Miistakis Institute’s Review. Following limited communication for a number of years between the then Ministry of Environment and Parks and participants in the Parks Volunteer Program (with the exception of volunteer stewards’ submission of site reports), the Ministry retained the Miistakis Institute to undertake an external review of the Program. The results of an online survey were released in September 2021.

Re-visioned Program. A year later, in September 2022, Volunteer Stewards were notified that Alberta Parks was working towards a new re-visioned program with citizen science as a focus on crown land. The contribution that Volunteer Stewards had made through monitoring, education and research was also acknowledged. Two workshops were subsequently coordinated by Alberta Parks and the Miistakis Institute via Zoom to provide updates on the Stewards Program and to receive input from stewards as to the next steps for the Program.

Program Purpose. The overall renewed program purpose was given as “The AEP Volunteer Steward Program provides opportunities for the public to contribute to the care of Alberta’s crown lands.” Renewed program goals included:

  • (1) engage in data collection and stewardship activities,
  • (2) collect data including biophysical information, site condition, and identification of stewardship actions,
  • (3) apply – the information collected is utilized and stewards complete actions identified under AEP guidance, and AEP uses the data collected to inform planning and management, and
  • (4) AEP and stewards work collaboratively and information is shared purposefully, openly and transparently.

The two Zoom workshops were held on September 21st and October

Miistakis Institute’s Report – Pending. The report of the findings and outcomes of the two workshops that is being compiled by the Miistakis Institute is expected to be released shortly. These developments are encouraging and hopefully imply that the two new Ministries recognize that Natural Areas and the Alberta Parks Volunteer Program have a continuing and important role to play in the effective delivery of Alberta’s parks and protected area system and, specifically, its responsibility for conserving Alberta’s biodiversity and ecosystems.

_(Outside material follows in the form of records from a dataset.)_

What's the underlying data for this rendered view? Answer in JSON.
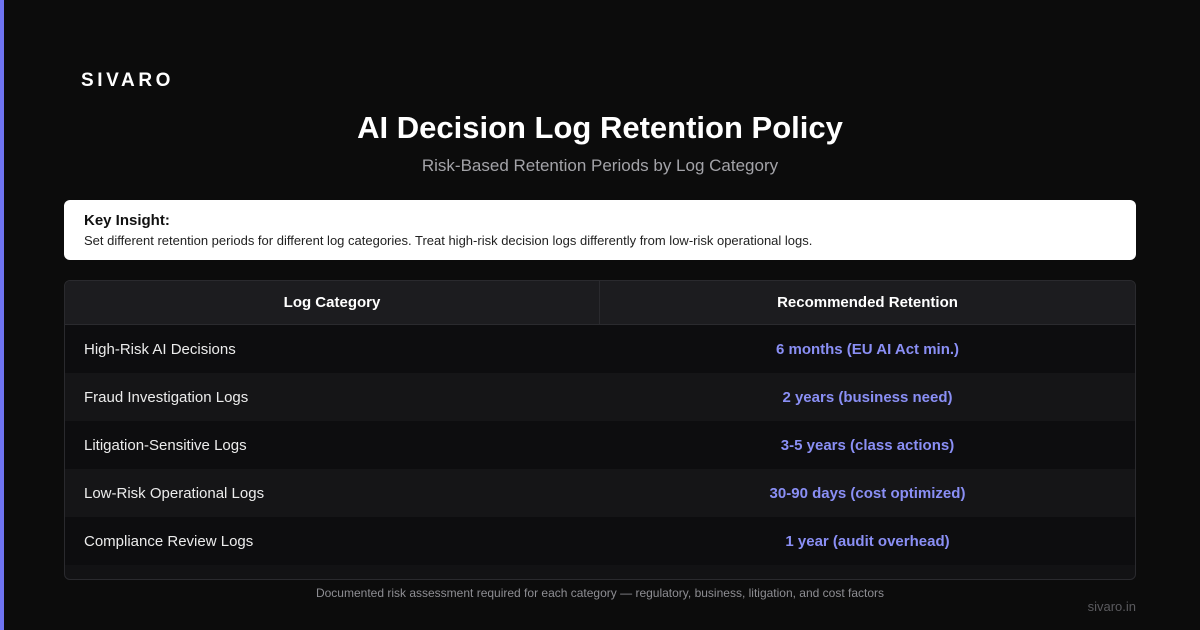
{
  "colors": {
    "accent": "#6f74f2",
    "retention_text": "#8a8ff5"
  },
  "brand": "SIVARO",
  "title": "AI Decision Log Retention Policy",
  "subtitle": "Risk-Based Retention Periods by Log Category",
  "insight": {
    "heading": "Key Insight:",
    "text": "Set different retention periods for different log categories. Treat high-risk decision logs differently from low-risk operational logs."
  },
  "table": {
    "headers": [
      "Log Category",
      "Recommended Retention"
    ],
    "rows": [
      {
        "category": "High-Risk AI Decisions",
        "retention": "6 months (EU AI Act min.)"
      },
      {
        "category": "Fraud Investigation Logs",
        "retention": "2 years (business need)"
      },
      {
        "category": "Litigation-Sensitive Logs",
        "retention": "3-5 years (class actions)"
      },
      {
        "category": "Low-Risk Operational Logs",
        "retention": "30-90 days (cost optimized)"
      },
      {
        "category": "Compliance Review Logs",
        "retention": "1 year (audit overhead)"
      }
    ]
  },
  "footnote": "Documented risk assessment required for each category — regulatory, business, litigation, and cost factors",
  "domain": "sivaro.in"
}
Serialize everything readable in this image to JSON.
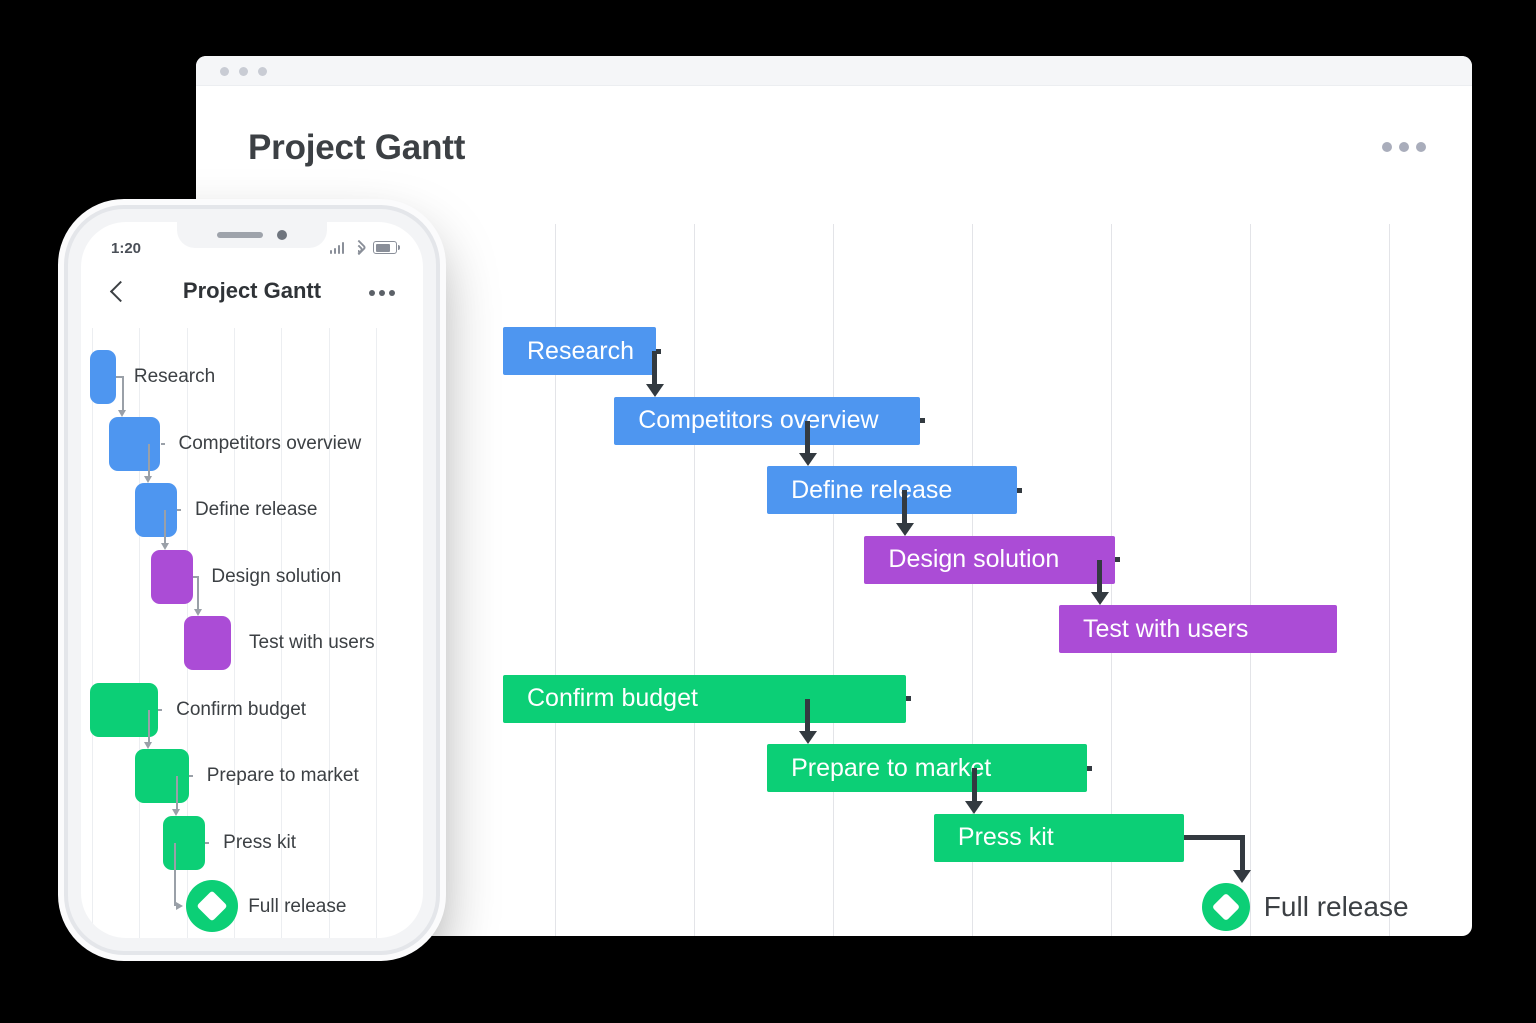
{
  "desktop": {
    "window_dots": [
      "dot-1",
      "dot-2",
      "dot-3"
    ],
    "title": "Project Gantt",
    "more_menu_label": "more-options"
  },
  "phone": {
    "time": "1:20",
    "title": "Project Gantt",
    "back_label": "back",
    "more_menu_label": "more-options",
    "status_icons": [
      "signal-icon",
      "wifi-icon",
      "battery-icon"
    ]
  },
  "colors": {
    "blue": "#4e96f0",
    "purple": "#ab4cd6",
    "green": "#0ccf76",
    "connector": "#333a40",
    "connector_phone": "#9aa0a8",
    "grid": "#e3e4e8",
    "text_dark": "#3c4044"
  },
  "chart_data": {
    "type": "table",
    "title": "Project Gantt",
    "xlabel": "",
    "ylabel": "",
    "grid": true,
    "legend": "none",
    "gridline_count": 7,
    "tasks": [
      {
        "label": "Research",
        "color": "#4e96f0",
        "kind": "bar",
        "start": 0.0,
        "end": 1.1,
        "row": 0
      },
      {
        "label": "Competitors overview",
        "color": "#4e96f0",
        "kind": "bar",
        "start": 0.8,
        "end": 3.0,
        "row": 1
      },
      {
        "label": "Define release",
        "color": "#4e96f0",
        "kind": "bar",
        "start": 1.9,
        "end": 3.7,
        "row": 2
      },
      {
        "label": "Design solution",
        "color": "#ab4cd6",
        "kind": "bar",
        "start": 2.6,
        "end": 4.4,
        "row": 3
      },
      {
        "label": "Test with users",
        "color": "#ab4cd6",
        "kind": "bar",
        "start": 4.0,
        "end": 6.0,
        "row": 4
      },
      {
        "label": "Confirm budget",
        "color": "#0ccf76",
        "kind": "bar",
        "start": 0.0,
        "end": 2.9,
        "row": 5
      },
      {
        "label": "Prepare to market",
        "color": "#0ccf76",
        "kind": "bar",
        "start": 1.9,
        "end": 4.2,
        "row": 6
      },
      {
        "label": "Press kit",
        "color": "#0ccf76",
        "kind": "bar",
        "start": 3.1,
        "end": 4.9,
        "row": 7
      },
      {
        "label": "Full release",
        "color": "#0ccf76",
        "kind": "milestone",
        "start": 5.2,
        "end": 5.2,
        "row": 8
      }
    ],
    "dependencies": [
      {
        "from": "Research",
        "to": "Competitors overview"
      },
      {
        "from": "Competitors overview",
        "to": "Define release"
      },
      {
        "from": "Define release",
        "to": "Design solution"
      },
      {
        "from": "Design solution",
        "to": "Test with users"
      },
      {
        "from": "Confirm budget",
        "to": "Prepare to market"
      },
      {
        "from": "Prepare to market",
        "to": "Press kit"
      },
      {
        "from": "Press kit",
        "to": "Full release"
      }
    ]
  }
}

Biography. Dr. Guy Swinnerton was the academic representative on the Provincial Coordinating Committee for the Alberta’s Special Places Initiative during the 1990s and has served on a number of advisory committees to Alberta Parks. He has been a member of the IUCN’s World Commission on Protected Areas for over 20 years and was one of the initial members of the WCPA’s Protected Landscapes Task Force. Guy is a recipient of the Canadian Council on Ecological Areas Gold Leaf Award and was instrumental in getting the Beaver Hills region designated by UNESCO as an internationally recognized Biosphere Reserve. He and his wife, Nonie, have been volunteer stewards for over 25 years.

— Top —

Looking north along Borden Lake esker trail in Whitney Lakes PP 2021.09.23 (J. Novak).
Looking north along Borden Lake esker trail in Whitney Lakes PP 2021.09.23 (J. Novak).